### DIRECTIONS FOR THIS TASK
Give back the entries below verbatim.
--- EXERCISE DATA ---
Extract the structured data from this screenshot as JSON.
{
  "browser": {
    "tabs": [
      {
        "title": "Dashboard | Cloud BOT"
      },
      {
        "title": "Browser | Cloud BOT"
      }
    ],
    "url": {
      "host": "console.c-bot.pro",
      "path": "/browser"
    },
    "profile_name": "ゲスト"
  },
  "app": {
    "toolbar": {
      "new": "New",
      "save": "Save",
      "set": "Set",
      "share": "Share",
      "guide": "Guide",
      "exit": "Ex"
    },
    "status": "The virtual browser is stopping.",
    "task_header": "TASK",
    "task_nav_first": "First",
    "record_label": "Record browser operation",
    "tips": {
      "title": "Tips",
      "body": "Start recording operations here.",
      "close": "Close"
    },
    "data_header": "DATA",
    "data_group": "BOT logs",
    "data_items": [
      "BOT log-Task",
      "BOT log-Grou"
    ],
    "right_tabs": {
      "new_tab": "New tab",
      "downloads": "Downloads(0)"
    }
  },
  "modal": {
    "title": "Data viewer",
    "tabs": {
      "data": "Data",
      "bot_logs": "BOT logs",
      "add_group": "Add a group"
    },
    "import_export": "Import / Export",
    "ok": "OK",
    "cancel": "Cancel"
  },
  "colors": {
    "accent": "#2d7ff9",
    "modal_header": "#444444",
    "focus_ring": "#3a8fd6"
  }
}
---
### ANSWER BELOW
Extract the structured data from this screenshot as JSON.
{
  "browser": {
    "tabs": [
      {
        "title": "Dashboard | Cloud BOT"
      },
      {
        "title": "Browser | Cloud BOT"
      }
    ],
    "url": {
      "host": "console.c-bot.pro",
      "path": "/browser"
    },
    "profile_name": "ゲスト"
  },
  "app": {
    "toolbar": {
      "new": "New",
      "save": "Save",
      "set": "Set",
      "share": "Share",
      "guide": "Guide",
      "exit": "Ex"
    },
    "status": "The virtual browser is stopping.",
    "task_header": "TASK",
    "task_nav_first": "First",
    "record_label": "Record browser operation",
    "tips": {
      "title": "Tips",
      "body": "Start recording operations here.",
      "close": "Close"
    },
    "data_header": "DATA",
    "data_group": "BOT logs",
    "data_items": [
      "BOT log-Task",
      "BOT log-Grou"
    ],
    "right_tabs": {
      "new_tab": "New tab",
      "downloads": "Downloads(0)"
    }
  },
  "modal": {
    "title": "Data viewer",
    "tabs": {
      "data": "Data",
      "bot_logs": "BOT logs",
      "add_group": "Add a group"
    },
    "import_export": "Import / Export",
    "ok": "OK",
    "cancel": "Cancel"
  },
  "colors": {
    "accent": "#2d7ff9",
    "modal_header": "#444444",
    "focus_ring": "#3a8fd6"
  }
}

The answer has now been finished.